The other villain in the movie would be Aguirre, a Spanish conquistador who once searched for the fabled Tears of the Moon and who is now cursed as an infested body of snakes. Played by actor Edgar Ramirez, who is known for his roles in Point Break, Gold, and Domino, Aguirre certain has that visual looking of an antagonist character and comes off in the way. I think that there could’ve been a bit more screen-time for the character, but I did like Ramirez in the role and does fit into the whole jungle adventure motifs as a cursed villain. Sadly, Aguirre’s fellow cursed conquistadors are reduced to more visual henchmen goons than sizeable threats. This includes Sancho, who is covered in honey and bees and who is played by actor Dani Rovira (Spanish Affair and Taxi to Treasure Rock), Melchor, who is composed of roots and tree branches and who is played by actor Quim Gutierrez (The Neighbor and The Last Days), and Gonzalo, who is made out of mud having poison dart frogs and who is played by stuntman Dan Dargan (Iron Fist and Luke Cage). Again, all are good respectfully and have that “visual” look like the undead pirates from the first Pirates of the Caribbean, but I wished that each one could’ve had more screen-time and better developed. Just feels like a missed opportunity.
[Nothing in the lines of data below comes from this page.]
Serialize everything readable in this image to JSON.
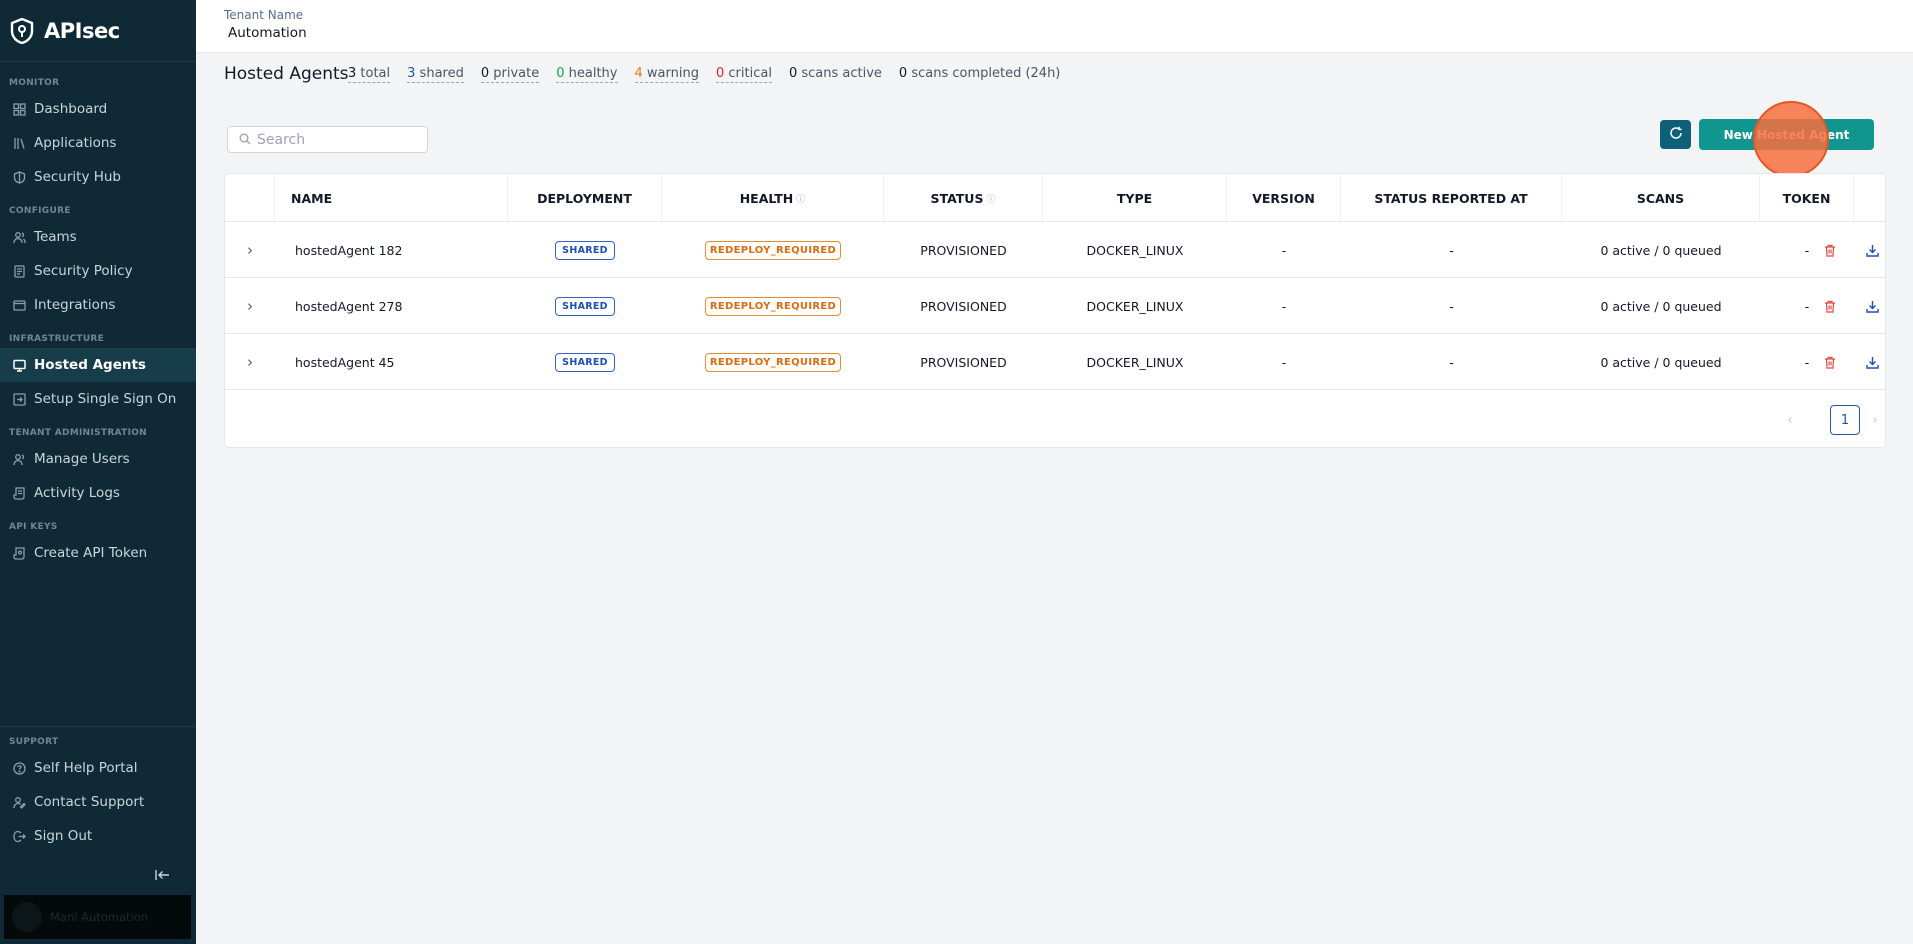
{
  "brand": {
    "name": "APIsec"
  },
  "sidebar": {
    "sections": {
      "monitor": "MONITOR",
      "configure": "CONFIGURE",
      "infrastructure": "INFRASTRUCTURE",
      "tenant_admin": "TENANT ADMINISTRATION",
      "api_keys": "API KEYS",
      "support": "SUPPORT"
    },
    "items": {
      "dashboard": "Dashboard",
      "applications": "Applications",
      "security_hub": "Security Hub",
      "teams": "Teams",
      "security_policy": "Security Policy",
      "integrations": "Integrations",
      "hosted_agents": "Hosted Agents",
      "sso": "Setup Single Sign On",
      "manage_users": "Manage Users",
      "activity_logs": "Activity Logs",
      "create_api_token": "Create API Token",
      "self_help": "Self Help Portal",
      "contact_support": "Contact Support",
      "sign_out": "Sign Out"
    },
    "active": "hosted_agents",
    "user": {
      "name": "Mani Automation"
    }
  },
  "header": {
    "tenant_label": "Tenant Name",
    "tenant_value": "Automation"
  },
  "page": {
    "title": "Hosted Agents",
    "stats": {
      "total": {
        "num": "3",
        "label": " total"
      },
      "shared": {
        "num": "3",
        "label": " shared"
      },
      "private": {
        "num": "0",
        "label": " private"
      },
      "healthy": {
        "num": "0",
        "label": " healthy"
      },
      "warning": {
        "num": "4",
        "label": " warning"
      },
      "critical": {
        "num": "0",
        "label": " critical"
      },
      "scans_active": {
        "num": "0",
        "label": " scans active"
      },
      "scans_completed": {
        "num": "0",
        "label": " scans completed (24h)"
      }
    },
    "search_placeholder": "Search",
    "new_button": "New Hosted Agent"
  },
  "table": {
    "columns": {
      "name": "NAME",
      "deployment": "DEPLOYMENT",
      "health": "HEALTH",
      "status": "STATUS",
      "type": "TYPE",
      "version": "VERSION",
      "reported_at": "STATUS REPORTED AT",
      "scans": "SCANS",
      "token": "TOKEN"
    },
    "rows": [
      {
        "name": "hostedAgent 182",
        "deployment": "SHARED",
        "health": "REDEPLOY_REQUIRED",
        "status": "PROVISIONED",
        "type": "DOCKER_LINUX",
        "version": "-",
        "reported_at": "-",
        "scans": "0 active / 0 queued",
        "token": "-"
      },
      {
        "name": "hostedAgent 278",
        "deployment": "SHARED",
        "health": "REDEPLOY_REQUIRED",
        "status": "PROVISIONED",
        "type": "DOCKER_LINUX",
        "version": "-",
        "reported_at": "-",
        "scans": "0 active / 0 queued",
        "token": "-"
      },
      {
        "name": "hostedAgent 45",
        "deployment": "SHARED",
        "health": "REDEPLOY_REQUIRED",
        "status": "PROVISIONED",
        "type": "DOCKER_LINUX",
        "version": "-",
        "reported_at": "-",
        "scans": "0 active / 0 queued",
        "token": "-"
      }
    ],
    "pagination": {
      "current_page": "1"
    }
  },
  "colors": {
    "sidebar_bg": "#0f2a36",
    "accent_teal": "#11968f",
    "refresh_btn": "#0e5f78",
    "shared_badge": "#1e4fb0",
    "redeploy_badge": "#d86a10",
    "delete_icon": "#e04848",
    "download_icon": "#1e4fb0"
  }
}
The rest of the cast consists of smaller supporting players in the film, including actor Paul Giamatti (John Adams and Sideways) as the greedy harbormaster Nilo Nemolato, actor Andy Nyman (Ghost Stories and Judy) as Royal Society’s member Sir James Hobbs-Coddington, actress Veronica Falcon (Queen of the South and Ozark) as Trader Sam, and stunt actor Ben Jenkins does the body motion work for Frank’s jaguar Proxima. Collectively, these individuals are mostly minor characters in the movie as most of the focus is put on Johnson and Blunt. However, these acting talents are up to task and do perform well in their respective roles. No problems to complain about from me and I think many others the same.

FINAL THOUGHTS
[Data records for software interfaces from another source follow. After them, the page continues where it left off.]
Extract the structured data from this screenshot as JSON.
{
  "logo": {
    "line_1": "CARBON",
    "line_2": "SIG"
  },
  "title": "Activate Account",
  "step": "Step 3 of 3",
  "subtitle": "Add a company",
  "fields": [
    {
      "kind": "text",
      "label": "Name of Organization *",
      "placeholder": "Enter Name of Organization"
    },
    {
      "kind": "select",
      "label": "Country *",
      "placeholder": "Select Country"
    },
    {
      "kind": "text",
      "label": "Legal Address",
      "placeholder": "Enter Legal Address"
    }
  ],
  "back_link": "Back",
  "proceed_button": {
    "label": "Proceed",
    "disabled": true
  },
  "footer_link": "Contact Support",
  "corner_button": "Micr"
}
All search for the Tears of the Moon, but only one can claim its mystical prize. Through rough waterways and native dangers, Dr. Lily, her brother, and Skipper Frank journey deep within the Amazon River and evade those who pursue them in the movie Jungle Cruise. Director Jaume Collet-Sera’s latest film takes the classic Disney Park attraction and reframes it for a cinematic representation; brining a sense of daring adventure and fantasy-esque thrills for the whole family to enjoy. While the movie does struggle in being predictable and being overstuffed at times, the film itself is still entertainingly fun with a sense large-scale silly adventure and heroics, visual presentation (production, design, setting, costumes, etc.), a solid score, and enjoyable cast, especially Johnson and Blunt. Personally, I liked this movie. Yes, it was a bit conventional in its script handling / story progression as well as some wonky parts, but I thoroughly enjoyed the film and was quite entertaining through that cinematic escapism. As I said earlier, if you’re a fan of the Pirates of the Caribbean movies or of 1999’s The Mummy, Jungle Cruise might be up your alley. Thus, my recommendation for this film is a solid “recommended” as the movie offers plenty of fun, amusement, and distraction to get lost in in pure summer popcorn flick fashion. There are some talks / rumors of a Jungle Cruise 2 already in the works and I do welcome the idea. In the end, Jungle Cruise, while flawed in some places, is still a fun and adventurous blockbuster romp that is worth your time to see; offering thrills, laughs, and big movie time escapism that something that only the “House of Mouse” can pull off. It doesn’t surpass the Pirates of the Caribbean movie as the best film adaptation of a Disney park attraction, but it is a close second in my opinion.

4.0 Out of 5 (Recommended)

 

Released On: July 30th, 2021
Reviewed On: August 31st, 2021

Jungle Cruise  is 127 minutes long and is rated PG-13 for sequences for adventure violence